You can get basic information just by doing a search online, so I think the value of conferences is to get to find the kind of knowledge that you might not easily find just by searching online. You get to create connections with people and get to share experiences. The best conferences also make an effort to get speakers who tend to speak on new topics or topics which are known by very few but deserve a larger audience. Conferences expose people to new ways of thinking and new approaches towards things, which is why I think they are so important in societies. 

Have you noticed any significant trends in the meetings industry in the wake of digital/mobile developments?

When I started out going to conferences (around six or seven years ago), sites like Slideshare were just starting up. Now they are pretty established and its so easy to share your presentations online. I’ve also noticed that (slowly and steadily) the quality of presentations by people have changed too, at least in the web development circles. People now have better designed presentations, and the way in which presentations are made have also undergoing change.  While most people still stick with Powerpoint and Keynote, we are also seeing a lot of people making their presentations using just web technologies.

Also, while people still exchange business cards, many have been quick to adopt to social media and nowadays just add each other on sites like LinkedIn, Facebook and Twitter. 

How would you like to see conferences change more in the future?

I would like greater diversity in the conferences I go to. A lot of the conferences you will go to, you’ll find the same set of people attending or organizing all the time. This happens all around the world, and sometimes feels like an echo chamber. I’d like more people from western countries to visit countries in the east and share their experiences and vice-versa. I’d like more hard core developers to attend design conferences and vice-versa. 

As such, I’d like to shake things up so that more people are exposed to experiences and people outside their comfort zone. I think this will enable conferences to have a richer experience and audiences will have a great take-away at the end of an event.

As a speaker, what do you feel you need right now to strengthen your profile in the conference world? Tools, technology, network, etc.?

There are plenty of tools right now, but they are all distributed. To share videos, you need something like youtube or vimeo. To share slides, Slideshare or Speakerdeck. To keep in touch with people you meet, you need to keep track of Twitter, Facebook, LinkedIn and of course, stay on top of your business cards. Keeping track of all of it is hard sometimes, which is why I appreciate what Conferize is doing!

Any conference nightmares?

Not really, though I’ve seen some poorly organized conferences which came close to being one! As a speaker, you need to do your part to be organized too, like being on time and staying within your time limit. 

Advice to aspiring speakers?

The topics you speak the best about are the ones which you feel passionate or excited about. So find out what those are, and share your knowledge. Also, your slides should be an enhancement, but the main focus should always be on you and what you say. Avoid putting a lot of items on a single slide, and try to rehearse your presentation at least twice (keeping in mind your time limit) before you go on stage.

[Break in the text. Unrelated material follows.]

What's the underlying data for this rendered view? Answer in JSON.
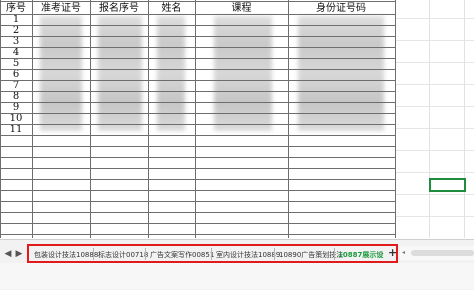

Anything you’d like to add?

There has been no better time to be a speaker than now. We have so many different avenues to share your knowledge, to connect with people, and to explore different topics than ever before. Communication is at the heart of progress – so go ahead, share your passions, be a speaker!